▶ **Exercise aim**:
Could you repeat all of the entries below word for word, apart from the pictures?

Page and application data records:
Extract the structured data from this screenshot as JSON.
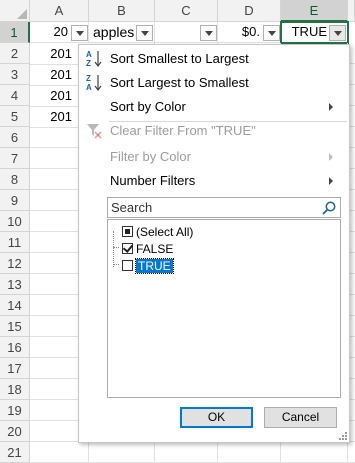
{
  "sheet": {
    "columns": [
      "A",
      "B",
      "C",
      "D",
      "E"
    ],
    "active_column": "E",
    "rows": [
      "1",
      "2",
      "3",
      "4",
      "5",
      "6",
      "7",
      "8",
      "9",
      "10",
      "11",
      "12",
      "13",
      "14",
      "15",
      "16",
      "17",
      "18",
      "19",
      "20",
      "21"
    ],
    "active_row": "1",
    "header_row": {
      "a": "20",
      "b": "apples",
      "d": "$0.",
      "e": "TRUE"
    },
    "col_a_values": [
      "201",
      "201",
      "201",
      "201"
    ]
  },
  "filter_menu": {
    "sort_asc": "Sort Smallest to Largest",
    "sort_desc": "Sort Largest to Smallest",
    "sort_by_color": "Sort by Color",
    "clear_filter": "Clear Filter From \"TRUE\"",
    "filter_by_color": "Filter by Color",
    "number_filters": "Number Filters",
    "search_placeholder": "Search",
    "items": [
      {
        "label": "(Select All)",
        "state": "indeterminate"
      },
      {
        "label": "FALSE",
        "state": "checked"
      },
      {
        "label": "TRUE",
        "state": "unchecked",
        "selected": true
      }
    ],
    "ok_label": "OK",
    "cancel_label": "Cancel"
  },
  "colors": {
    "accent": "#217346",
    "selection": "#0078d7"
  }
}
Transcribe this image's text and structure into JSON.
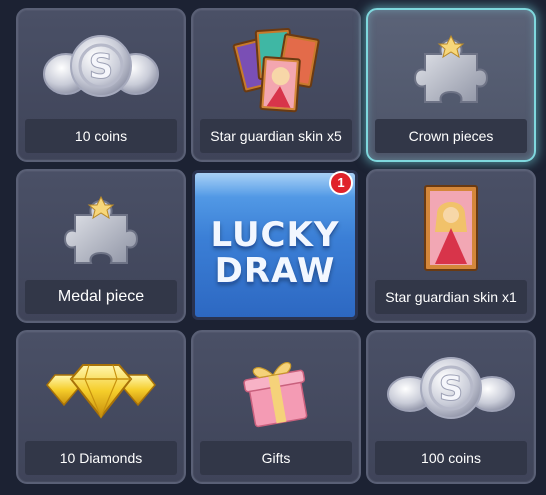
{
  "rewards": [
    {
      "label": "10 coins",
      "icon": "silver-coins-icon"
    },
    {
      "label": "Star guardian skin x5",
      "icon": "skin-cards-icon"
    },
    {
      "label": "Crown pieces",
      "icon": "puzzle-piece-icon",
      "highlighted": true
    },
    {
      "label": "Medal piece",
      "icon": "puzzle-piece-icon"
    },
    {
      "label": "Star guardian skin x1",
      "icon": "skin-card-icon"
    },
    {
      "label": "10 Diamonds",
      "icon": "gold-diamonds-icon"
    },
    {
      "label": "Gifts",
      "icon": "gift-box-icon"
    },
    {
      "label": "100 coins",
      "icon": "silver-coins-icon"
    }
  ],
  "lucky_draw": {
    "line1": "LUCKY",
    "line2": "DRAW",
    "badge_count": "1"
  },
  "colors": {
    "background": "#1c2233",
    "cell": "#454a5f",
    "highlight_border": "#7fd8de",
    "lucky_blue": "#3b7fd6",
    "badge_red": "#e0222a"
  }
}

▶ **Task solution**:
Extract the structured data from this screenshot as JSON.
{
  "sheet": {
    "columns": [
      "A",
      "B",
      "C",
      "D",
      "E"
    ],
    "active_column": "E",
    "rows": [
      "1",
      "2",
      "3",
      "4",
      "5",
      "6",
      "7",
      "8",
      "9",
      "10",
      "11",
      "12",
      "13",
      "14",
      "15",
      "16",
      "17",
      "18",
      "19",
      "20",
      "21"
    ],
    "active_row": "1",
    "header_row": {
      "a": "20",
      "b": "apples",
      "d": "$0.",
      "e": "TRUE"
    },
    "col_a_values": [
      "201",
      "201",
      "201",
      "201"
    ]
  },
  "filter_menu": {
    "sort_asc": "Sort Smallest to Largest",
    "sort_desc": "Sort Largest to Smallest",
    "sort_by_color": "Sort by Color",
    "clear_filter": "Clear Filter From \"TRUE\"",
    "filter_by_color": "Filter by Color",
    "number_filters": "Number Filters",
    "search_placeholder": "Search",
    "items": [
      {
        "label": "(Select All)",
        "state": "indeterminate"
      },
      {
        "label": "FALSE",
        "state": "checked"
      },
      {
        "label": "TRUE",
        "state": "unchecked",
        "selected": true
      }
    ],
    "ok_label": "OK",
    "cancel_label": "Cancel"
  },
  "colors": {
    "accent": "#217346",
    "selection": "#0078d7"
  }
}
Transcribe this image's text and structure into JSON.
{
  "rewards": [
    {
      "label": "10 coins",
      "icon": "silver-coins-icon"
    },
    {
      "label": "Star guardian skin x5",
      "icon": "skin-cards-icon"
    },
    {
      "label": "Crown pieces",
      "icon": "puzzle-piece-icon",
      "highlighted": true
    },
    {
      "label": "Medal piece",
      "icon": "puzzle-piece-icon"
    },
    {
      "label": "Star guardian skin x1",
      "icon": "skin-card-icon"
    },
    {
      "label": "10 Diamonds",
      "icon": "gold-diamonds-icon"
    },
    {
      "label": "Gifts",
      "icon": "gift-box-icon"
    },
    {
      "label": "100 coins",
      "icon": "silver-coins-icon"
    }
  ],
  "lucky_draw": {
    "line1": "LUCKY",
    "line2": "DRAW",
    "badge_count": "1"
  },
  "colors": {
    "background": "#1c2233",
    "cell": "#454a5f",
    "highlight_border": "#7fd8de",
    "lucky_blue": "#3b7fd6",
    "badge_red": "#e0222a"
  }
}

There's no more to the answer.